Greeting another week when you’re feeling less than motivated is a difficult task. But it’s not an impossible one.
And there are small tricks you can use to make heading into yet another (cold, wintery) week feel less like a mountain to climb, and help increase your productivity.
Complete a Big Project
Heading into the weekend knowing you’ve left an unfinished project on your desk can be stressful. Start your week off by tackling it. Arrange for help from your team if needed, but get it done as soon as possible at the start of the week to set a tone of accomplishment for the rest of the week.
Clutter can chip away at your productivity. A messy desk can set the tone for your day. Wasting time searching for papers, files, emails, even through a pile of unopened mail can add eat up more time than you think. As Daum writes, “When things are organized you feel more prepared and less drained.
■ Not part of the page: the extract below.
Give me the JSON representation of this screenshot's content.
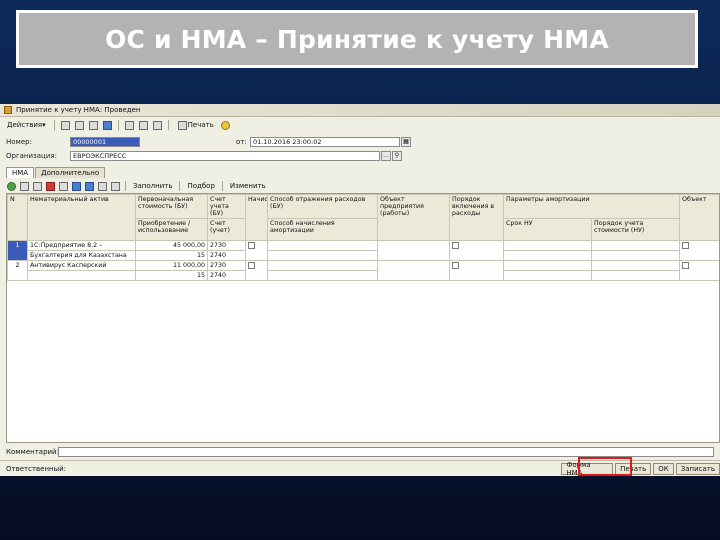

If you can’t do it yourself then hire somebody and free your mind of the mess.”
Start Something Special
Have you been wanting to start a new project, or get your team working on something new? Put that plan into action at the start of the week. “Beginnings have energy to them. They are filled with optimism and possibility.” You’ll feel energized and excited about the new possibilities.
Make that Special Appointment
Maybe there’s a meeting you’ve been anticipating. Or, maybe you’ve actually been dreading it. Either way, stop making excuses and get it set up. Having a set time scheduled for a meeting – good or bad will get the fire lit, and provide a buzz of anticipation.
Create a Learning Experience
Daum suggests taking action – “…(start) reading a powerful book or sign up for a seminar that will help you raise your game to a whole new level. Before long you’ll look back on this day and wonder what took you so long to take action.” A new and improved you, means a new and improved team or department. Share your new knowledge with those around you.
Schedule a Treat
This one is the easiest – and the hardest. For some reason, busy leaders often feel they can’t ‘treat’ themselves. But, as Daum rightly points out, “If you are carrying stress and dreading the workweek, you most likely are not rewarding yourself for the contribution you are making and that will lead to burnout.” And, if you really want to kick it up a notch, include others in your special treat. “Treat someone who contributes heavily and yet appears to be under appreciated. The recognition you show will add to the higher morale of everyone in proximity for at least a week.”
What would you add? Do you have any tips for boosting morale, at the start of the week, or anytime?